Excerpts from an interface dataset:
*** Begin section ***

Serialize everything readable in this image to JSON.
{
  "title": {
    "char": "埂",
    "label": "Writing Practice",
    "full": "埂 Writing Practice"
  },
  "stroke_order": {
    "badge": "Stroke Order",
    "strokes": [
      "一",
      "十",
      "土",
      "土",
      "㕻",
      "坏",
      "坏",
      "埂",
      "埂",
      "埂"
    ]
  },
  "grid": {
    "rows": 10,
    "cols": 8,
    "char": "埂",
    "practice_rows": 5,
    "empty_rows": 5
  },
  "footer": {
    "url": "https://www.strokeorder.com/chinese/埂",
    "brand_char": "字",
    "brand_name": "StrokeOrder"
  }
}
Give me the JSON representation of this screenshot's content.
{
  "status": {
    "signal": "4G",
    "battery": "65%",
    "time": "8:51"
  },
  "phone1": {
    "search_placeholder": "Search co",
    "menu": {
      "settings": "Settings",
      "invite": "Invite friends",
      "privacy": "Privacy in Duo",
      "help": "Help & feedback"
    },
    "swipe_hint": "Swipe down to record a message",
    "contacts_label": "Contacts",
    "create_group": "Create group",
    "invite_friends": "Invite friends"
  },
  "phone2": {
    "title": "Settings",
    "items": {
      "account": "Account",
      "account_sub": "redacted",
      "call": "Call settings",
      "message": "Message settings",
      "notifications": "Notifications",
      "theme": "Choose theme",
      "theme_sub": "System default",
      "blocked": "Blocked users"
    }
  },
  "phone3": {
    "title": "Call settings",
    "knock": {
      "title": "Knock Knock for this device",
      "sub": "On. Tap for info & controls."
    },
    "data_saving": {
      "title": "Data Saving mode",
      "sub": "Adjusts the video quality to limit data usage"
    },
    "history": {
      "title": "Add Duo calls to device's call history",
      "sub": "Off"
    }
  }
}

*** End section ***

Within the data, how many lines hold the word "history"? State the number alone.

**RESULT**. 2